    mbeauch - 03 January 2010 01:06 AM
    omacvi - 02 January 2010 08:41 PM

    Given past history with the last aapl split, I think the stock will appreciate rather quickly if one was announced in the next two months.

    In 2005 aapl went from 35 to 85 in about 6 months.  It did take a slight dowfall but recovered nicely.  I think aapl decided to split because they were about to announce the transition from IBM to INTEL.  That was huge news.

    I think if this tablet is as big as some have speculated (10 million in the first year) , and the cont. success of the iPhone, this may be a good time to split without impacting long term appreciation.  Remember Macer forecasted aapl at 2441 by 2020.
    http://www.macobserver.com/tmo/forums/viewthread/56555/

    The only way to reach those numbers so quickly would be for a jump start via a split or two.  I think we are in the beginning of a 10 year bull market, no better time then now.

    an aapl split would be so huge for the market that I think SJ could single handily propel the market by 5% and start a nasdaq bull run that would jump start the whole economy better then any gov stimulus.


    lara, you have beat this horse to death. If I am right Apple has it on record that they will grow the number of shares to 1.8 billion. If you think SJ and the board give one rats ass about regular shares holders, I will sell you ocean front property in Colorado. Apple has given away over 200 million shares over the last couple of years. If they wanted to protect shareholders the number of outstanding shares would not have grown at the rate that it has. If you want to make the share price go up fast just stop the dilution.

    Hey all I want is to make it to Vegas earlier;)  How did they give away the 200 million shares?  I do agree with the opinion that SJ does not care about the shareholders at this point.  He figures anyone who has held for 10 years should be happy with the 2500% appreciation. 

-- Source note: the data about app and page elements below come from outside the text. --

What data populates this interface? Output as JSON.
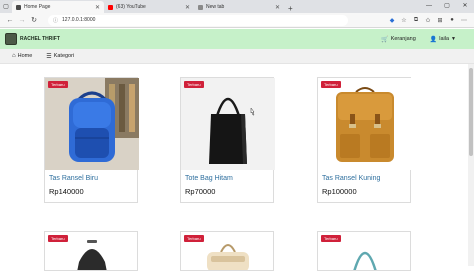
{
  "browser": {
    "tabs": [
      {
        "title": "Home Page",
        "active": true,
        "favicon_color": "#4a4a4a"
      },
      {
        "title": "(63) YouTube",
        "active": false,
        "favicon_color": "#ff0000"
      },
      {
        "title": "New tab",
        "active": false,
        "favicon_color": "#8a8a8a"
      }
    ],
    "url": "127.0.0.1:8000"
  },
  "site": {
    "brand": "RACHEL THRIFT",
    "cart_label": "Keranjang",
    "user_label": "laila",
    "nav": {
      "home": "Home",
      "category": "Kategori"
    }
  },
  "products": [
    {
      "badge": "Terbaru",
      "name": "Tas Ransel Biru",
      "price": "Rp140000"
    },
    {
      "badge": "Terbaru",
      "name": "Tote Bag Hitam",
      "price": "Rp70000"
    },
    {
      "badge": "Terbaru",
      "name": "Tas Ransel Kuning",
      "price": "Rp100000"
    },
    {
      "badge": "Terbaru"
    },
    {
      "badge": "Terbaru"
    },
    {
      "badge": "Terbaru"
    }
  ]
}
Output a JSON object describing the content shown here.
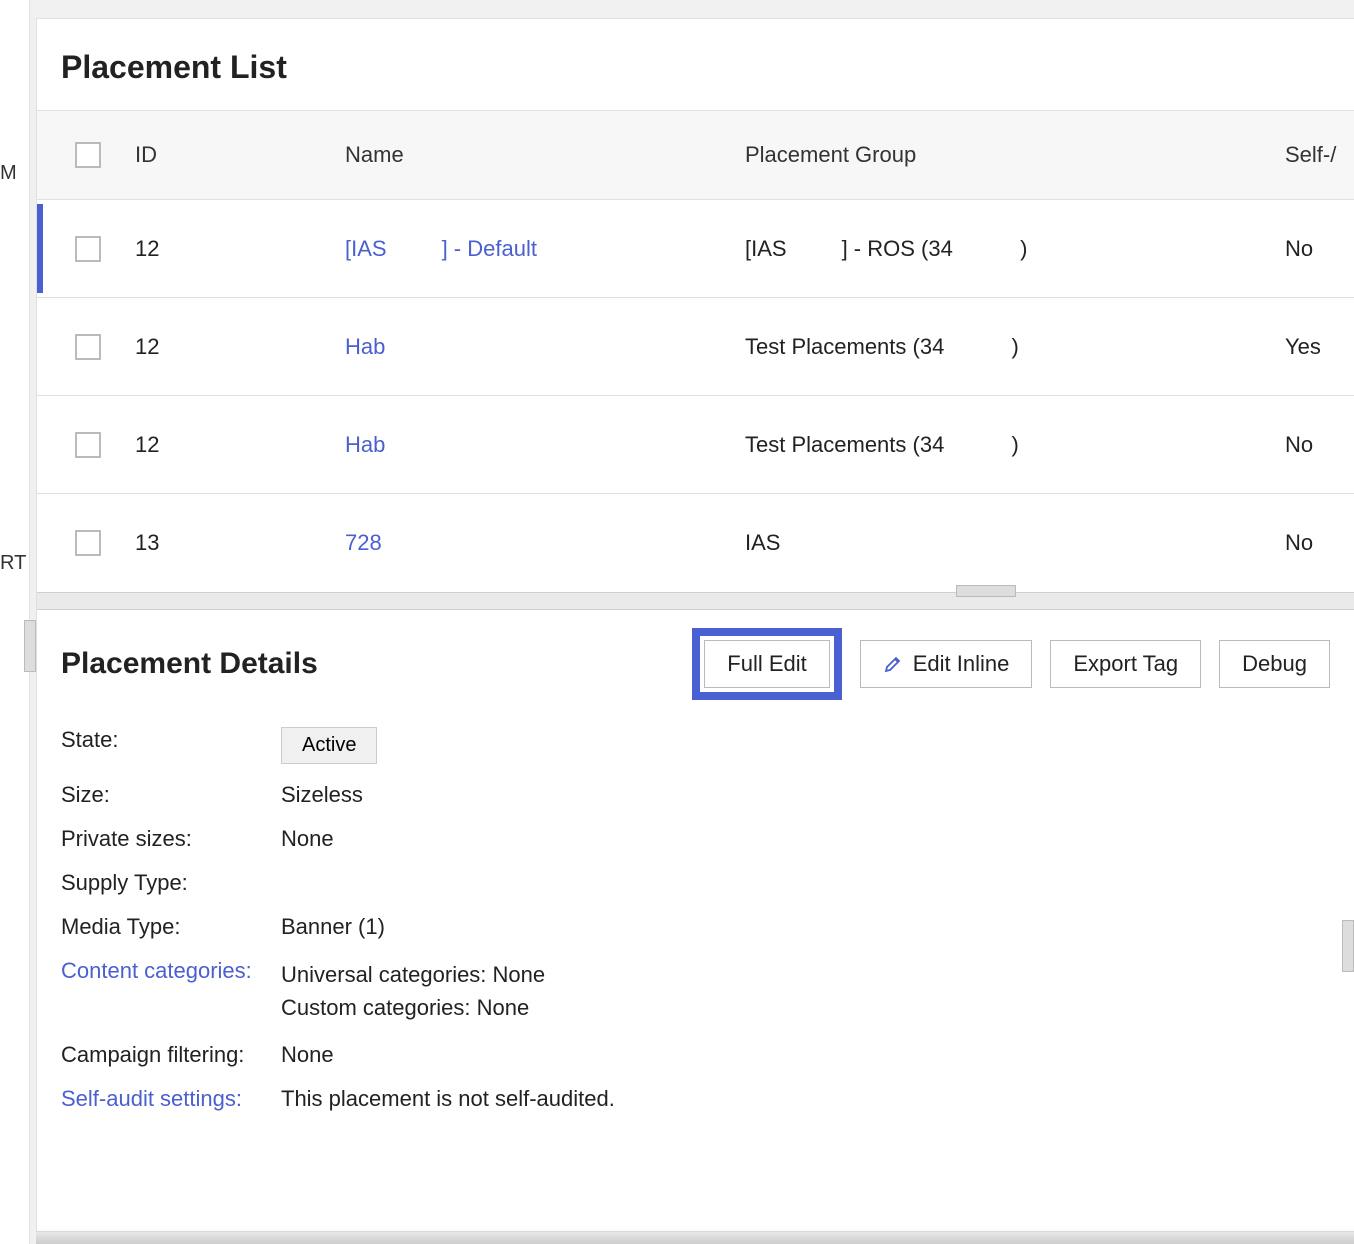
{
  "sidebar_cut": {
    "m": "M",
    "rt": "RT"
  },
  "page_title": "Placement List",
  "table": {
    "headers": {
      "id": "ID",
      "name": "Name",
      "group": "Placement Group",
      "self": "Self-/"
    },
    "rows": [
      {
        "id": "12",
        "name": "[IAS         ] - Default",
        "group": "[IAS         ] - ROS (34           )",
        "self": "No",
        "selected": true
      },
      {
        "id": "12",
        "name": "Hab",
        "group": "Test Placements (34           )",
        "self": "Yes"
      },
      {
        "id": "12",
        "name": "Hab",
        "group": "Test Placements (34           )",
        "self": "No"
      },
      {
        "id": "13",
        "name": "728",
        "group": "IAS",
        "self": "No"
      }
    ]
  },
  "details": {
    "title": "Placement Details",
    "buttons": {
      "full_edit": "Full Edit",
      "edit_inline": "Edit Inline",
      "export_tag": "Export Tag",
      "debug": "Debug"
    },
    "state_label": "State:",
    "state_value": "Active",
    "size_label": "Size:",
    "size_value": "Sizeless",
    "private_sizes_label": "Private sizes:",
    "private_sizes_value": "None",
    "supply_type_label": "Supply Type:",
    "supply_type_value": "",
    "media_type_label": "Media Type:",
    "media_type_value": "Banner (1)",
    "content_categories_label": "Content categories:",
    "content_universal": "Universal categories: None",
    "content_custom": "Custom categories: None",
    "campaign_filtering_label": "Campaign filtering:",
    "campaign_filtering_value": "None",
    "self_audit_label": "Self-audit settings:",
    "self_audit_value": "This placement is not self-audited."
  }
}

    I think SJ is upset that aapl is not treated like RIMM, AMZN, or GOOG.  He knows that high multiple PE is there but won’t attempt to improve the stock price in anyway.  Keep in mind in light of amazing growth aapl is only up 10 bucks in the last two years.  I ask for a split but know it won’t happen.  I guess we have to wait until SJ leaves to expect a split.  I have all the time in the world.  2020 is only 10 years away.